  2. Hi Tracy,
    The point of surrender for me was hitting bottom and just admitting I was licked. I was sitting in a treatment centre looking at the 12 steps hanging on the wall, thinking “I’ll never get the 3rd one” and realising that I didn’t have to “get it” all I’d to do was try and at that a great feeling of peace emanated from the core of my being. A “White light” experience which seemed to go on for ever but which really only lasted a few minutes.
    I’ve found to bring my will into line with that power there are numerous surrenders throughout the day. Not conscious a lot of the time but at the end of the day while reflecting back I become aware of them and likewise there are times when it all gets onscured in daily living.


  3. This wonderful piece is, for me, a deeply touching reminder of an absolute truth which flows into us, through Grace. Thank you, Tracy, for this heartfelt memoir.

  4. Thanks for sharing such insightful and profound words. I have copied some of your writings to my facebook page -giving full credit to you. Not sure how I found the Parabola website, but glad I did. I recently survived a stroke, at 51 years old. Your publications helped sustain me through this period of surrender. Many thanks. BTW: Feedback has been “Awesome”, “Profound”.

    1. Thank John…and Lee…and Fiona, I just cleaned up all the typos and dropped words. Thank you for kindly overlooking them and for your generous comments.

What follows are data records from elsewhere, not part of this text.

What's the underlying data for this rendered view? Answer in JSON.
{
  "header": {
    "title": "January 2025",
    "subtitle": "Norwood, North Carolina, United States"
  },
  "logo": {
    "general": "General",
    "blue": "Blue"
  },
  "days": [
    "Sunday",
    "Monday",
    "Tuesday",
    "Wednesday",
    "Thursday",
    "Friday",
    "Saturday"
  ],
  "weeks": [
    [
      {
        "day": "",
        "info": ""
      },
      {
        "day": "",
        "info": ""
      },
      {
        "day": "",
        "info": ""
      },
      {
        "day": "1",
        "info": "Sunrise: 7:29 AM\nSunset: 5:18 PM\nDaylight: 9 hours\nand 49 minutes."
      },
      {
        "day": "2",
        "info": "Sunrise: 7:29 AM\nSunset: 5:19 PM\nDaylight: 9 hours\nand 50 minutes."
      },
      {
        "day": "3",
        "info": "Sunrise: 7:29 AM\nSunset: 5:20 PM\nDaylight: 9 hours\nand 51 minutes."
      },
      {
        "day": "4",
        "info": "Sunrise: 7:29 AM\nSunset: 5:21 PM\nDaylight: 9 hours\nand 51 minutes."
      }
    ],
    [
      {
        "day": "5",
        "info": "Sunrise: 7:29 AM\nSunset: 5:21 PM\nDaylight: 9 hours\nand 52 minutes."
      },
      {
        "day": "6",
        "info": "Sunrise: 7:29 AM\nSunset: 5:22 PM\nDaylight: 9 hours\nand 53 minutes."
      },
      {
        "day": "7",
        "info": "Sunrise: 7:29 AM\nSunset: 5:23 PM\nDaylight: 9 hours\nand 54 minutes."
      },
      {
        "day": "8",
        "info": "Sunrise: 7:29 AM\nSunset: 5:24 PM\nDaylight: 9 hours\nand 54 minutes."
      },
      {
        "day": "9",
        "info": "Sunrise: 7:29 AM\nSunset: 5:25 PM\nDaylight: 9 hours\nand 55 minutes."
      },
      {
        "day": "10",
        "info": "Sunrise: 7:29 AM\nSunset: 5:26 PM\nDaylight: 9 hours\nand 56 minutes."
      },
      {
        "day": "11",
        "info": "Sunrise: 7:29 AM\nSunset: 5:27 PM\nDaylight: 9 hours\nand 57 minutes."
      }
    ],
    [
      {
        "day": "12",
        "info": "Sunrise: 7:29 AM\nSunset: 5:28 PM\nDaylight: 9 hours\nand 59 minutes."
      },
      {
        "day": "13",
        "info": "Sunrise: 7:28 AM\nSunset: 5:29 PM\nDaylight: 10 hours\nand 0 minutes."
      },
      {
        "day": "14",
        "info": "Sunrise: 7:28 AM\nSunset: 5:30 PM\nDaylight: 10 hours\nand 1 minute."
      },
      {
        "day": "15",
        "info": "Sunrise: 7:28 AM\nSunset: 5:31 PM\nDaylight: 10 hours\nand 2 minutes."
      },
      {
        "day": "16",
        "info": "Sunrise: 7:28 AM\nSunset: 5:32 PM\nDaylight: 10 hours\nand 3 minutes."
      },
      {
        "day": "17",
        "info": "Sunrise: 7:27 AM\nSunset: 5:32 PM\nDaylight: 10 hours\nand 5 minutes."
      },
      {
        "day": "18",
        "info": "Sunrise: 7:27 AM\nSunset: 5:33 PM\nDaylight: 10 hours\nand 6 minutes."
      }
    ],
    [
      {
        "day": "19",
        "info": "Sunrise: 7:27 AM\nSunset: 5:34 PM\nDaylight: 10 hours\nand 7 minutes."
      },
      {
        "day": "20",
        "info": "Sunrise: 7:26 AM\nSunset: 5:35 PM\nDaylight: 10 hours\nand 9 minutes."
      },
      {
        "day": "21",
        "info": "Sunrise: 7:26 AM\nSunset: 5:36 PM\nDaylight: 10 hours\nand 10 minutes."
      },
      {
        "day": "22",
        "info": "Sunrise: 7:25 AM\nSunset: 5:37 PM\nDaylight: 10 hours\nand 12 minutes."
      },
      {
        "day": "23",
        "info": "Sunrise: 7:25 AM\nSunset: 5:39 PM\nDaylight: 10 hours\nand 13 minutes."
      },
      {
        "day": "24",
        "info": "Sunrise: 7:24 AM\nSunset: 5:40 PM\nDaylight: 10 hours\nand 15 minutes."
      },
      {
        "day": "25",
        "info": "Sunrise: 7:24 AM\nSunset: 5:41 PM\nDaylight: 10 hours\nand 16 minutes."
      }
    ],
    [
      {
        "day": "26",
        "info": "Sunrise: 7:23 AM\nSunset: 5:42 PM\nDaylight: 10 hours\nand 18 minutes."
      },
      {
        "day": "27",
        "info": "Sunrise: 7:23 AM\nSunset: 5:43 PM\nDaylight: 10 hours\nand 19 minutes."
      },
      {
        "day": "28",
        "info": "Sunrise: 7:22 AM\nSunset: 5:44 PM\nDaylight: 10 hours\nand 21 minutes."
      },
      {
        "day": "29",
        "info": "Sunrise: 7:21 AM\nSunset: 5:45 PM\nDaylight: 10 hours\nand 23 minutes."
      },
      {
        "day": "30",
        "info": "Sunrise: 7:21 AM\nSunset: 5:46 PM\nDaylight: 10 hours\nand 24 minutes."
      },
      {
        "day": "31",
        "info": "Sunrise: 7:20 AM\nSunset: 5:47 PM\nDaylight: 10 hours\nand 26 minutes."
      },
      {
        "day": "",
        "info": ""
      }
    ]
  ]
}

  5. Came across this earlier
    “Forces beyond your control can take away everything you possess except one thing, your freedom to choose how you will respond to the situation. You cannot control what happens to you in life, but you can always control what you feel and do about what happens to you.”
    Taken from the foreword written by Harold Kushner, to Viktor Frankls’ book ‘Man’s Search for Meaning’.

  6. Dear Tracy,
    Thank you. Pushing the money back and forth was a wonderful touch in this frightening and redemptive story.

    I have had so few personal revelatory experiences.
    Once though, when I was walking in a small gorge out west, I looked up and around and everything above and below me, plants and sky, m and the grazing cattle—all seemed lit from within. I wanted a word for it and searched and searched. The word is Immanence.

    My trip was lovely and I hope yours is too.

Leave a Reply

Fill in your details below or click an icon to log in: Logo

You are commenting using your account. Log Out /  Change )

Twitter picture

You are commenting using your Twitter account. Log Out /  Change )

Facebook photo

You are commenting using your Facebook account. Log Out /  Change )

Connecting to %s

This site uses Akismet to reduce spam. Learn how your comment data is processed.